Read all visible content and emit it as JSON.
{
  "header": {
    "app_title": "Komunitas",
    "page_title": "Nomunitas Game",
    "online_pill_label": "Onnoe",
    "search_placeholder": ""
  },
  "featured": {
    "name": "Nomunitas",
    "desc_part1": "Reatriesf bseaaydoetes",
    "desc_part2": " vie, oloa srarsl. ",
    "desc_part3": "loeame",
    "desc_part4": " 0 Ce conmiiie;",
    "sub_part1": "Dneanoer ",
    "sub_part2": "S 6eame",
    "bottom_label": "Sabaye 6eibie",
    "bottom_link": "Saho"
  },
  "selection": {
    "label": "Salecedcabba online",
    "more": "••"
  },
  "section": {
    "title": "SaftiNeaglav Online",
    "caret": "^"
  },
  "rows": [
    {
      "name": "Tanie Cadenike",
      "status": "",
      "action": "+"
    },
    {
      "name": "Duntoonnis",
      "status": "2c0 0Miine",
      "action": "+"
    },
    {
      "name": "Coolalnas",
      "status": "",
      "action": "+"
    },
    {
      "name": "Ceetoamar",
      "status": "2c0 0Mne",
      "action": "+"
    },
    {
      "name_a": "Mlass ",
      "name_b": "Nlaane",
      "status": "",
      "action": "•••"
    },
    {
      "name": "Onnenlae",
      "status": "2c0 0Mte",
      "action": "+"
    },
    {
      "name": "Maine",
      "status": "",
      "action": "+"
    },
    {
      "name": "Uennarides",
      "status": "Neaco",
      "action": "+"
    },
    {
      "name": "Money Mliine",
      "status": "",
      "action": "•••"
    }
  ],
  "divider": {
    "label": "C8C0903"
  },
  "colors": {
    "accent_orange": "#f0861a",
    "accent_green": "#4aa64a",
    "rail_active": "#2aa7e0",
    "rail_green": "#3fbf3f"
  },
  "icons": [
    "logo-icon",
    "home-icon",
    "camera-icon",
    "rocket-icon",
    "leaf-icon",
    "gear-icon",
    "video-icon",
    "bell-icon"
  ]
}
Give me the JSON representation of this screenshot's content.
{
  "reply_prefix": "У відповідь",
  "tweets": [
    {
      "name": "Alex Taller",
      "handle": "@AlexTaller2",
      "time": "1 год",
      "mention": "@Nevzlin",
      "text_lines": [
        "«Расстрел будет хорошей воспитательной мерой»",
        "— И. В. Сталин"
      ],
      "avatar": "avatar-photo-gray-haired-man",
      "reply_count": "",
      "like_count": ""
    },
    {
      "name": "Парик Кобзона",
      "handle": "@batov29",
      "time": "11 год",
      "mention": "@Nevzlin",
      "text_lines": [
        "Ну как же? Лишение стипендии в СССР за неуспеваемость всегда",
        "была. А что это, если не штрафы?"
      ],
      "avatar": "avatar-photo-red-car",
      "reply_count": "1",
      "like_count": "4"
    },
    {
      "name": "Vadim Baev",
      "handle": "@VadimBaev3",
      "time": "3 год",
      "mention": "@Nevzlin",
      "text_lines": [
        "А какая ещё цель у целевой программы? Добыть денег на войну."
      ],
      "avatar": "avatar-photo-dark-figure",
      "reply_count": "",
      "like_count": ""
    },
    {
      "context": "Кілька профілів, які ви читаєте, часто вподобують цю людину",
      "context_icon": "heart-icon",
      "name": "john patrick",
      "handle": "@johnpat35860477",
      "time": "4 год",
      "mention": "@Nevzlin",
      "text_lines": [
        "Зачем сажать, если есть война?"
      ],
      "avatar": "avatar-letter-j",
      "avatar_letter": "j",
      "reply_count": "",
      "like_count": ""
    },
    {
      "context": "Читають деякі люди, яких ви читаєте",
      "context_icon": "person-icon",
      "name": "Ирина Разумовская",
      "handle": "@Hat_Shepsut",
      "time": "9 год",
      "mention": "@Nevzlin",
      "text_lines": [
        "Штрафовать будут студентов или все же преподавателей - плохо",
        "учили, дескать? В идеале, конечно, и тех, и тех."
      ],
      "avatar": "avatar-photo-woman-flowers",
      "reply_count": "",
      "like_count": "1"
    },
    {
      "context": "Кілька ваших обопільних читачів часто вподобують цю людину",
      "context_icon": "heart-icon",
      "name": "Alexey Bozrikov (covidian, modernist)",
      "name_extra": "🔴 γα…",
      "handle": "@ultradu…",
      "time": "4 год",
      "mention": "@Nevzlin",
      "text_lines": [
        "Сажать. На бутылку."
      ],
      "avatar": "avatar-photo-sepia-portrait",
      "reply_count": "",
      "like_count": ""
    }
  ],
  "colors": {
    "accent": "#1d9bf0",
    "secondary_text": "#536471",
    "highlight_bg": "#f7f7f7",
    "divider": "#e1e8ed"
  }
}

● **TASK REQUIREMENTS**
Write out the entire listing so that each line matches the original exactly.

● **EXERCISE RESULT**
Read all visible content and emit it as JSON.
{
  "header": {
    "app_title": "Komunitas",
    "page_title": "Nomunitas Game",
    "online_pill_label": "Onnoe",
    "search_placeholder": ""
  },
  "featured": {
    "name": "Nomunitas",
    "desc_part1": "Reatriesf bseaaydoetes",
    "desc_part2": " vie, oloa srarsl. ",
    "desc_part3": "loeame",
    "desc_part4": " 0 Ce conmiiie;",
    "sub_part1": "Dneanoer ",
    "sub_part2": "S 6eame",
    "bottom_label": "Sabaye 6eibie",
    "bottom_link": "Saho"
  },
  "selection": {
    "label": "Salecedcabba online",
    "more": "••"
  },
  "section": {
    "title": "SaftiNeaglav Online",
    "caret": "^"
  },
  "rows": [
    {
      "name": "Tanie Cadenike",
      "status": "",
      "action": "+"
    },
    {
      "name": "Duntoonnis",
      "status": "2c0 0Miine",
      "action": "+"
    },
    {
      "name": "Coolalnas",
      "status": "",
      "action": "+"
    },
    {
      "name": "Ceetoamar",
      "status": "2c0 0Mne",
      "action": "+"
    },
    {
      "name_a": "Mlass ",
      "name_b": "Nlaane",
      "status": "",
      "action": "•••"
    },
    {
      "name": "Onnenlae",
      "status": "2c0 0Mte",
      "action": "+"
    },
    {
      "name": "Maine",
      "status": "",
      "action": "+"
    },
    {
      "name": "Uennarides",
      "status": "Neaco",
      "action": "+"
    },
    {
      "name": "Money Mliine",
      "status": "",
      "action": "•••"
    }
  ],
  "divider": {
    "label": "C8C0903"
  },
  "colors": {
    "accent_orange": "#f0861a",
    "accent_green": "#4aa64a",
    "rail_active": "#2aa7e0",
    "rail_green": "#3fbf3f"
  },
  "icons": [
    "logo-icon",
    "home-icon",
    "camera-icon",
    "rocket-icon",
    "leaf-icon",
    "gear-icon",
    "video-icon",
    "bell-icon"
  ]
}
Give me the JSON representation of this screenshot's content.
{
  "reply_prefix": "У відповідь",
  "tweets": [
    {
      "name": "Alex Taller",
      "handle": "@AlexTaller2",
      "time": "1 год",
      "mention": "@Nevzlin",
      "text_lines": [
        "«Расстрел будет хорошей воспитательной мерой»",
        "— И. В. Сталин"
      ],
      "avatar": "avatar-photo-gray-haired-man",
      "reply_count": "",
      "like_count": ""
    },
    {
      "name": "Парик Кобзона",
      "handle": "@batov29",
      "time": "11 год",
      "mention": "@Nevzlin",
      "text_lines": [
        "Ну как же? Лишение стипендии в СССР за неуспеваемость всегда",
        "была. А что это, если не штрафы?"
      ],
      "avatar": "avatar-photo-red-car",
      "reply_count": "1",
      "like_count": "4"
    },
    {
      "name": "Vadim Baev",
      "handle": "@VadimBaev3",
      "time": "3 год",
      "mention": "@Nevzlin",
      "text_lines": [
        "А какая ещё цель у целевой программы? Добыть денег на войну."
      ],
      "avatar": "avatar-photo-dark-figure",
      "reply_count": "",
      "like_count": ""
    },
    {
      "context": "Кілька профілів, які ви читаєте, часто вподобують цю людину",
      "context_icon": "heart-icon",
      "name": "john patrick",
      "handle": "@johnpat35860477",
      "time": "4 год",
      "mention": "@Nevzlin",
      "text_lines": [
        "Зачем сажать, если есть война?"
      ],
      "avatar": "avatar-letter-j",
      "avatar_letter": "j",
      "reply_count": "",
      "like_count": ""
    },
    {
      "context": "Читають деякі люди, яких ви читаєте",
      "context_icon": "person-icon",
      "name": "Ирина Разумовская",
      "handle": "@Hat_Shepsut",
      "time": "9 год",
      "mention": "@Nevzlin",
      "text_lines": [
        "Штрафовать будут студентов или все же преподавателей - плохо",
        "учили, дескать? В идеале, конечно, и тех, и тех."
      ],
      "avatar": "avatar-photo-woman-flowers",
      "reply_count": "",
      "like_count": "1"
    },
    {
      "context": "Кілька ваших обопільних читачів часто вподобують цю людину",
      "context_icon": "heart-icon",
      "name": "Alexey Bozrikov (covidian, modernist)",
      "name_extra": "🔴 γα…",
      "handle": "@ultradu…",
      "time": "4 год",
      "mention": "@Nevzlin",
      "text_lines": [
        "Сажать. На бутылку."
      ],
      "avatar": "avatar-photo-sepia-portrait",
      "reply_count": "",
      "like_count": ""
    }
  ],
  "colors": {
    "accent": "#1d9bf0",
    "secondary_text": "#536471",
    "highlight_bg": "#f7f7f7",
    "divider": "#e1e8ed"
  }
}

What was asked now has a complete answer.